AMEBIASIS(Amebic Dysentery; Entamebiasis)
AMEBIASIS (Amebic Dysentery; Entamebiasis)
DESCRIPTIONAmebiasis is a parasitic infection of the large intestine. Body parts involved include the intestinal tract, especially the colon, and the liver (sometimes). It is contagious from one person to another, such as food handlers or family members.
Appropriate health care includes:
Self-care after diagnosis.
Physician's monitoring of general condition and medications.
Hospitalization (severe cases only).
SIGNS & SYMPTOMSFever.
Intermittent diarrhea with bad-smelling stools.
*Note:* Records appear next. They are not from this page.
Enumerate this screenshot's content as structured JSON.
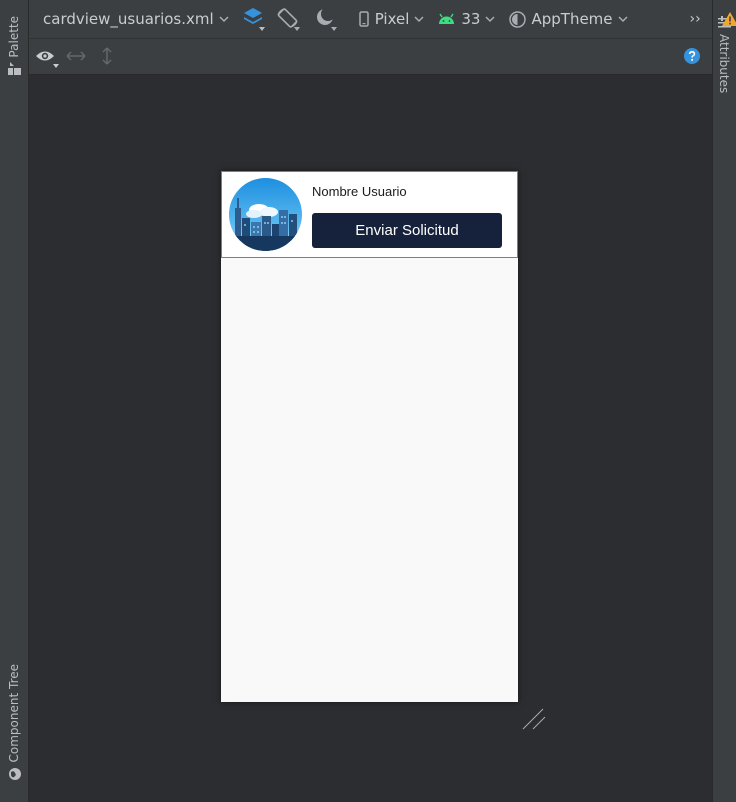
{
  "left_panel": {
    "palette_label": "Palette",
    "component_tree_label": "Component Tree"
  },
  "right_panel": {
    "attributes_label": "Attributes"
  },
  "toolbar": {
    "file_name": "cardview_usuarios.xml",
    "device": "Pixel",
    "api_level": "33",
    "theme": "AppTheme",
    "overflow": "››"
  },
  "card": {
    "user_name": "Nombre Usuario",
    "button_label": "Enviar Solicitud"
  },
  "colors": {
    "accent_blue": "#3592dd",
    "android_green": "#3ddc84",
    "warning_orange": "#f0a732",
    "button_navy": "#16213b"
  }
}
Diarrhea is often preceded by constipation in early stages.
Gas and abdominal bloating.
Abdominal cramps and tenderness.
Mucus and blood in the stool (sometimes).
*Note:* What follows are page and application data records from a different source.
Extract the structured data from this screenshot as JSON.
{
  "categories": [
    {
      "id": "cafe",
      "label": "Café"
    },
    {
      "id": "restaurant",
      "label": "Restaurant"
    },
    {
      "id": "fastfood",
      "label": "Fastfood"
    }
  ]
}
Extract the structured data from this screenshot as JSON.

If the liver is involved:
Tenderness over the liver and right side of the abdomen.
Faulty plumbing in hotels or other places.
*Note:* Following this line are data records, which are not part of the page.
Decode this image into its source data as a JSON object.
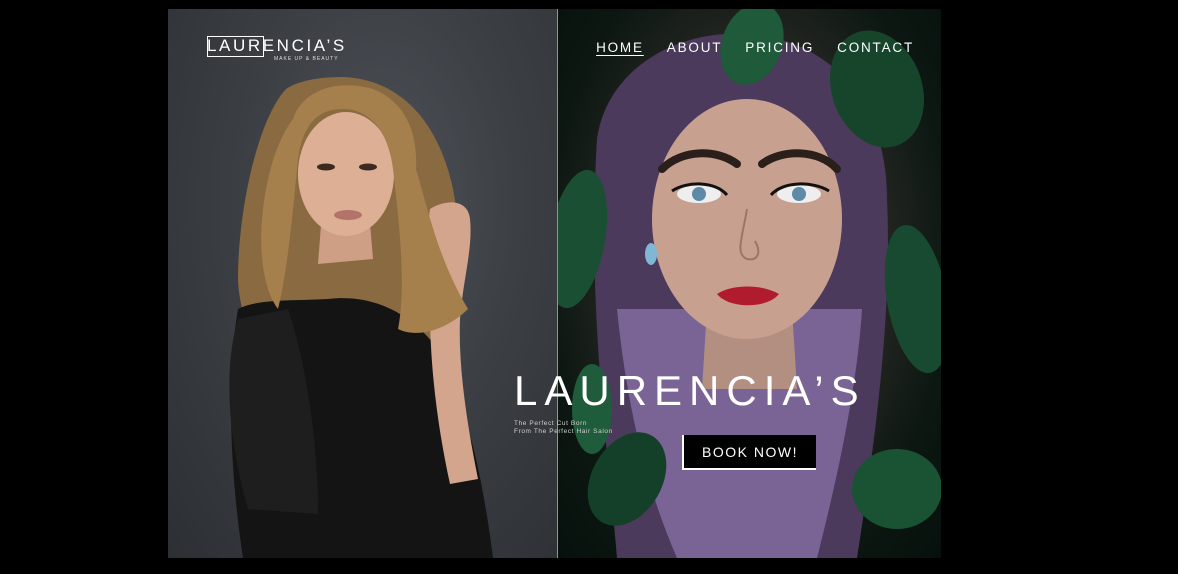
{
  "brand": {
    "logo_text": "LAURENCIA’S",
    "logo_subtitle": "MAKE UP & BEAUTY"
  },
  "nav": {
    "items": [
      {
        "label": "HOME",
        "active": true
      },
      {
        "label": "ABOUT",
        "active": false
      },
      {
        "label": "PRICING",
        "active": false
      },
      {
        "label": "CONTACT",
        "active": false
      }
    ]
  },
  "hero": {
    "title": "LAURENCIA’S",
    "tagline_line1": "The Perfect Cut Born",
    "tagline_line2": "From The Perfect Hair Salon",
    "cta_label": "BOOK NOW!"
  },
  "images": {
    "left": "model-portrait-blonde",
    "right": "model-portrait-purple-hair-leaves"
  },
  "colors": {
    "page_bg": "#000000",
    "left_panel_bg": "#3c4045",
    "right_panel_bg": "#0c1712",
    "button_bg": "#000000",
    "text": "#ffffff",
    "lip_accent": "#b01c2e",
    "leaf_green": "#1f5a3a"
  }
}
Raw vegetables or fruit fertilized with human feces or washed in polluted water.
A microscopic parasite that is spread by flies, cockroaches and direct contact with hands or food contaminated with feces. The most common sources of infection are:
RISK FACTORSCrowded or unsanitary living conditions.
Travel to a foreign country.
PREVENTING COMPLICATIONS OR RECURRENCE
Warn your child to wash hands frequently--always before eating.
If you or your child are in an area where food or water may be contaminated, the following measures are necessary:
-- Boil drinking water for 5 minutes.
-- Don't use water that may contain raw sewage for any purpose.
-- Don't eat unpeeled fruit or vegetables and raw fish or shellfish.
Many people--especially those who live in temperate climates -- harbor the amoeba without symptoms. Symptoms occur when the parasite invades tissues of the colon. Symptoms may be very vague.
Your own observation of symptoms.
Medical history and physical exam by a doctor.
Laboratory studies of stool and blood serum.
Sigmoidoscopy (See Glossary).
X-rays of lower bowel (barium enema).
POSSIBLE COMPLICATIONSPeritonitis; hepatitis or liver abscess; lung abscess; infection of the pericardium; brain abscess.
In most cases without complications, amebiasis is curable in 3 weeks with treatment. In the carrier state, this disease may not cause any symptoms. In severe cases, it may cause dysentery that requires hospital treatment.
HOME CAREBe extra careful about personal cleanliness. The child should bathe frequently and wash hands with warm water and soap after each bowel movement and before handling food.
MEDICATIONYour doctor may prescribe an anti-amoeba drug such as metronidazole, paromomycin, emetine, or diiodohydroxyquin (iodoquinol).
The child should rest in bed during an acute attack and may resume normal activities when fever disappears and diarrhea improves.
DIET & FLUIDS
Soft diet progressing to normal diet.
OK TO GO TO SCHOOL?When diarrhea has stopped for 24 hours or more.
CALL YOUR DOCTOR IF
Your child has symptoms of amebiasis.
The following occur during treatment: abdominal cramps continue longer than 24 hours; diarrhea or blood in stool increases; vomiting begins; pain begins over liver, or jaundice occurs; a skin rash appears; irritability or a severe headache develop.